To the Editor:
Rabbi Meir Soloveichik paints a rosy picture of artistic creativity among the Orthodox in Israel, citing examples of writer-rabbis, filmmakers, and visual artists (“Filling the Artistic Void,” January). What he does not mention is the equal and opposite picture in the United States, where creativity is squelched in Orthdox communities and children are taught from infancy to eschew any lifetime artistic pursuit.
Indeed the arts among America’s Orthodox boil down to an annual night at the opera fundraiser for Yeshiva university and, perhaps, a Jewish gallery hop by one of the women’s organizations.
This glaring discrepancy has two explanations. Foremost is the prohibitive cost of being Orthodox in America. For a couple with three children to afford Jewish day-school tuition, synagogue membership, summer camp, and the minimal philanthropy necessary to save face in the community, they would need a combined household income in the top 4 percent. Even so, they might merely be treading financial water.
Hence the pursuit of money becomes the sine qua non, and most Jewish kids become lawyers, investment bankers, MBAs, CPAs, DDSs, and, to a lesser and lesser degree, MDs. They choose these professions not out of any burning love of the law or finance or orthodontics, but simply because anything else might mean having to strip naked before scholarship committees consisting exclusively of the super-wealthy who have little empathy for mendicants whose incomes are only $150,000 a year.
The other reason for the dearth of artists among the American Orthodox is cowardice, pure and simple. Young Israelis are taught to be independent from an early age. Plus, three years in the military, followed by a trek through Nepal or India or the Amazon jungle, makes them far less risk-averse. Unlike their cowering American counterparts, they are not afraid to take chances. And if art requires anything, it requires a surplus of guts and an absence of greed.

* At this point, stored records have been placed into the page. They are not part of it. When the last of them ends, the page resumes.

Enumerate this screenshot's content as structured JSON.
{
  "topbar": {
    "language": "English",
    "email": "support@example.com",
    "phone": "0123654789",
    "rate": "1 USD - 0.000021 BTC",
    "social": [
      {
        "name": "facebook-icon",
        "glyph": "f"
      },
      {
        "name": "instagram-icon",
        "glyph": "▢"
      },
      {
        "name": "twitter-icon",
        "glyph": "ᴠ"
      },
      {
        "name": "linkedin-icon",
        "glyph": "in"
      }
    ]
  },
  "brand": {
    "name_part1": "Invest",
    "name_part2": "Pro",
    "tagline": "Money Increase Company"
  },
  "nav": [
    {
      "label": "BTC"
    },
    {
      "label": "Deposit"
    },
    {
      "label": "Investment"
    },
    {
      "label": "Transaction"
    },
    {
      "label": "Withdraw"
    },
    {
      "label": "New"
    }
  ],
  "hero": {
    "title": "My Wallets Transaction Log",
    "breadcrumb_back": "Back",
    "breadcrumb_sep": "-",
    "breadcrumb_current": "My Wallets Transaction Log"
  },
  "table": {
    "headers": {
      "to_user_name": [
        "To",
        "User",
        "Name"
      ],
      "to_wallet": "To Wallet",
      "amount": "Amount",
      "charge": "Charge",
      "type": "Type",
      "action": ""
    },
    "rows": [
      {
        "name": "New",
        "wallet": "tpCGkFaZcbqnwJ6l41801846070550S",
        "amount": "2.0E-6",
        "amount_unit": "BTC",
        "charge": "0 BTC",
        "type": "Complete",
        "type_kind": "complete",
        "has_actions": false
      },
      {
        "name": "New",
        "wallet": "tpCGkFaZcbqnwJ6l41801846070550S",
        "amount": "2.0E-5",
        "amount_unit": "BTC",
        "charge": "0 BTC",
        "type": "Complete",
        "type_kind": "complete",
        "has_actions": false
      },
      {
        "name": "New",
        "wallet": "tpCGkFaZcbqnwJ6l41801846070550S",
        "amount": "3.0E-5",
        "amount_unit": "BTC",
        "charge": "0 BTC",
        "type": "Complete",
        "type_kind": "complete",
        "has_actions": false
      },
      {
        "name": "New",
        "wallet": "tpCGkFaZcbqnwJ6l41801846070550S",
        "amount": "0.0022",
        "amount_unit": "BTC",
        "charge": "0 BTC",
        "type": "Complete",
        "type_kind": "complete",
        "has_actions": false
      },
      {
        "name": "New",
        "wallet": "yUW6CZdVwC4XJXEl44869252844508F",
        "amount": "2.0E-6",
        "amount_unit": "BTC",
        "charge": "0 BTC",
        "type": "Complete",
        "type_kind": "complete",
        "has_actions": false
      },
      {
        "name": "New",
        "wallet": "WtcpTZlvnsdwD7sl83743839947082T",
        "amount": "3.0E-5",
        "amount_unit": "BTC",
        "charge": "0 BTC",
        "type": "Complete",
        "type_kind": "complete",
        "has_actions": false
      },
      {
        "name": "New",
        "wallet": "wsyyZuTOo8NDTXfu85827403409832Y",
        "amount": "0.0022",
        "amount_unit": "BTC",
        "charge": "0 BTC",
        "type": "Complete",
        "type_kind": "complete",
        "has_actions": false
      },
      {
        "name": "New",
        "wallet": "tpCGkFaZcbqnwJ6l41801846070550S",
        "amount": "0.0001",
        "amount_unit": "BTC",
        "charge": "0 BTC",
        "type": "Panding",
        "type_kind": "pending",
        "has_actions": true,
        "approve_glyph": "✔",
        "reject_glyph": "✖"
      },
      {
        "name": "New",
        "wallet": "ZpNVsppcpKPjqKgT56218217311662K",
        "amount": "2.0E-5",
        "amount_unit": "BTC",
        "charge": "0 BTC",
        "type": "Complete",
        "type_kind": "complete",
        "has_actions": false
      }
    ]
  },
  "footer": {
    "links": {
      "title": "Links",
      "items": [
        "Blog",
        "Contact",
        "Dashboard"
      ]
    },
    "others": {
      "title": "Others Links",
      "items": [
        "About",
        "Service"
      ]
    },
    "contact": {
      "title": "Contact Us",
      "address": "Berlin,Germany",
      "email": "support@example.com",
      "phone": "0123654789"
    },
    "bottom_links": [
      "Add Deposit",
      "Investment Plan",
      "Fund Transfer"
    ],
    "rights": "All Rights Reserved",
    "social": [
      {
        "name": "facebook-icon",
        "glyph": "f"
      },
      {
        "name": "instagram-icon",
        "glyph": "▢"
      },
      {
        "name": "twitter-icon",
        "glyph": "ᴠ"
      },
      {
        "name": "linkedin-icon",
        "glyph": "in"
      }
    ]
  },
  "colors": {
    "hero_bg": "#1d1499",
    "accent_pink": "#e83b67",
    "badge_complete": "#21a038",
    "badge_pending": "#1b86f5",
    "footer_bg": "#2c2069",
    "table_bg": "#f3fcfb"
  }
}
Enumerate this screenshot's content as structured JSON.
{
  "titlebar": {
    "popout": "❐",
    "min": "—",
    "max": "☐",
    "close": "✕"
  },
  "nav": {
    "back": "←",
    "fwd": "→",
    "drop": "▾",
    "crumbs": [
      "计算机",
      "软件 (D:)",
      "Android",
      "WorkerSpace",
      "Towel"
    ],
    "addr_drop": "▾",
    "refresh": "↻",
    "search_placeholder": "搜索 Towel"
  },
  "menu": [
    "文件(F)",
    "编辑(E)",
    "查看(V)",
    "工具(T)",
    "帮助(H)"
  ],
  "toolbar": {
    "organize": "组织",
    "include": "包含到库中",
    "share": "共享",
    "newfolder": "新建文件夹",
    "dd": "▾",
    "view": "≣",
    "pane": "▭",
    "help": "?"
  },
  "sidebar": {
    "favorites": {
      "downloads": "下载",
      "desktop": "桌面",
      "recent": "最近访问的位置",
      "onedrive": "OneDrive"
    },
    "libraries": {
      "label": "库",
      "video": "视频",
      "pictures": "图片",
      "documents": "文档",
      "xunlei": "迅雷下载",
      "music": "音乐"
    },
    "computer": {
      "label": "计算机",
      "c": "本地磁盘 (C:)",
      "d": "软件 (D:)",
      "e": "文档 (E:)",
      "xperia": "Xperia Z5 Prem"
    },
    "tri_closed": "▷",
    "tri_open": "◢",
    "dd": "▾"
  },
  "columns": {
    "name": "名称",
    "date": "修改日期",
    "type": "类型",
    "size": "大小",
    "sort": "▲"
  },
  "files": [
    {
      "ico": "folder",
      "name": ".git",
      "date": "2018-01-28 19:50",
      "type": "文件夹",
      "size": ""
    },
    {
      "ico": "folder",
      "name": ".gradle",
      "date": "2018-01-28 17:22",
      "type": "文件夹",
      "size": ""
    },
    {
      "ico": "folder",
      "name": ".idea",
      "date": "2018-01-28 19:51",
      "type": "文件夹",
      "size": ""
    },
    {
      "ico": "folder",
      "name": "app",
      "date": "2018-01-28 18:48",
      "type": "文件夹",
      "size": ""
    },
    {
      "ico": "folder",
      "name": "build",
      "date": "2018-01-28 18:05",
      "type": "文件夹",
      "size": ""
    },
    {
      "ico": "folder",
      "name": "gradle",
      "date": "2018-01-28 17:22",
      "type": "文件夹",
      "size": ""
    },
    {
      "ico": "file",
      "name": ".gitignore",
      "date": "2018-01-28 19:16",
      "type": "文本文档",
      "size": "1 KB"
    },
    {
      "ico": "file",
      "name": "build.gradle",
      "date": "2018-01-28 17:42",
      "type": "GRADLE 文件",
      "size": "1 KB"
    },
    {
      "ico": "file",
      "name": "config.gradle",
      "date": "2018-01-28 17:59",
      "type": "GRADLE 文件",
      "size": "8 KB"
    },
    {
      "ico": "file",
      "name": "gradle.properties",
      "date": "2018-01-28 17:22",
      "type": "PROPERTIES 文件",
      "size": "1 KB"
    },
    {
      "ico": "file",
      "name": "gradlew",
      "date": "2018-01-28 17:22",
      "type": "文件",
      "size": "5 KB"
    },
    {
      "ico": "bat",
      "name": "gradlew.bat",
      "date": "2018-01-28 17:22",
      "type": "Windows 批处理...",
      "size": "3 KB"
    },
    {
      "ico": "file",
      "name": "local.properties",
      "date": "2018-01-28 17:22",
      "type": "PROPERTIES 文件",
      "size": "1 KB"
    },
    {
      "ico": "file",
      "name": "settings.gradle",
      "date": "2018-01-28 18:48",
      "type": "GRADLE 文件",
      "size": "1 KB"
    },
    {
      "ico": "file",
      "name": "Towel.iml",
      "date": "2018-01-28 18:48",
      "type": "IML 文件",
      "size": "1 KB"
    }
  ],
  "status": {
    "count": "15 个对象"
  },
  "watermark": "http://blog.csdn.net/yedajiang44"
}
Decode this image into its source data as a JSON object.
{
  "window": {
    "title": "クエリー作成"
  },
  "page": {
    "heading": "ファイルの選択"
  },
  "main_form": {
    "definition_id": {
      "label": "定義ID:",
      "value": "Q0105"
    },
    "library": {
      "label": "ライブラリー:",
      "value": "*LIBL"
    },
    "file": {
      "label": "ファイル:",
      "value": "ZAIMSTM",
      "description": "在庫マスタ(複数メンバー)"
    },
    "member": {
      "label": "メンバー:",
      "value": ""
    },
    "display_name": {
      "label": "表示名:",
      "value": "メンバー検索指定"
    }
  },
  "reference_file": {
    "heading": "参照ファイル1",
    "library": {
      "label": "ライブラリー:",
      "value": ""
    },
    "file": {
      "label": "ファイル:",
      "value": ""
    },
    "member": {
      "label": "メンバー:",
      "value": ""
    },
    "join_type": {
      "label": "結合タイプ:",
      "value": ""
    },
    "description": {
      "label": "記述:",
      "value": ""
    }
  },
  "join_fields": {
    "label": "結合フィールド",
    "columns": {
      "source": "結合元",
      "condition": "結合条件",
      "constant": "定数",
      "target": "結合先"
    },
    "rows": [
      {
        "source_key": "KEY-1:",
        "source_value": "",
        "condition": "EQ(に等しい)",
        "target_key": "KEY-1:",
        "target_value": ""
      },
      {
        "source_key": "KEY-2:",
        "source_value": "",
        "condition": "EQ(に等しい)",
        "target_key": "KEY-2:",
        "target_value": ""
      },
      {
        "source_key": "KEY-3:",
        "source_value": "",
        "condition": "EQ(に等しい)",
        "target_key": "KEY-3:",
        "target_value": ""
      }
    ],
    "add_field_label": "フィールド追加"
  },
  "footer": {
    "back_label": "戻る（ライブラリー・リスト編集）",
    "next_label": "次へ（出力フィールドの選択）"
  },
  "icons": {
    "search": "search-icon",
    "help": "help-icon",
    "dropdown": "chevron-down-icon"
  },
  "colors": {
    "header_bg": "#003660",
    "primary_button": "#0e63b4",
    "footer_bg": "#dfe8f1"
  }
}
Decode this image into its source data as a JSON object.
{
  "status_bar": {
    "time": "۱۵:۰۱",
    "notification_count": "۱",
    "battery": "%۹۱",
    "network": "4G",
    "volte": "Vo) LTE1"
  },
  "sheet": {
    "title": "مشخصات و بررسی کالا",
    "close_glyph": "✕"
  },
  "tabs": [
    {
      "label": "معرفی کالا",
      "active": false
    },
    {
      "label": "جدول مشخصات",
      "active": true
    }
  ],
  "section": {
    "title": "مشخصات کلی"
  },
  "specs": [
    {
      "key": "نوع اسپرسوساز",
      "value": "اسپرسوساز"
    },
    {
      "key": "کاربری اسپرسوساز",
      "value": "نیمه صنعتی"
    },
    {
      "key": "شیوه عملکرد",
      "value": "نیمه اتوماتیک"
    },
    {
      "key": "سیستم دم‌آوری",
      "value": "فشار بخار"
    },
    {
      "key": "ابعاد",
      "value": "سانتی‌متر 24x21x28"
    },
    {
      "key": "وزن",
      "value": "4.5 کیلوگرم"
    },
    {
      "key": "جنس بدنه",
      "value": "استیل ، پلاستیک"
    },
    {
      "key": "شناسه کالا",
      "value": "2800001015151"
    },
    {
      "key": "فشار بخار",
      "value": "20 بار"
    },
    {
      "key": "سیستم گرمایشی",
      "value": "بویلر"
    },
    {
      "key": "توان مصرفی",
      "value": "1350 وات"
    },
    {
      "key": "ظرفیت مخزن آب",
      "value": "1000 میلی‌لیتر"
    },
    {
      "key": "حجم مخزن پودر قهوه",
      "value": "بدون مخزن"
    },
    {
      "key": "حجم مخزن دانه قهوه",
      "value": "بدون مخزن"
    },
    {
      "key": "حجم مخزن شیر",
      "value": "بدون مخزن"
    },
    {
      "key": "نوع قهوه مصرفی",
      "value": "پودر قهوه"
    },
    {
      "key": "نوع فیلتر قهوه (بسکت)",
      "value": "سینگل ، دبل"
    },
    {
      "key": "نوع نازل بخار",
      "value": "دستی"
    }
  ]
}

While the picture in Israel is indeed promising—replete with Orthodox film and art schools—it is dismal in the U.S., where Orthodox society is perhaps the first in history that has virtually nothing to show for itself in terms of creativity—neither poet nor painter, neither violinist nor videographer. This is beyond tragic.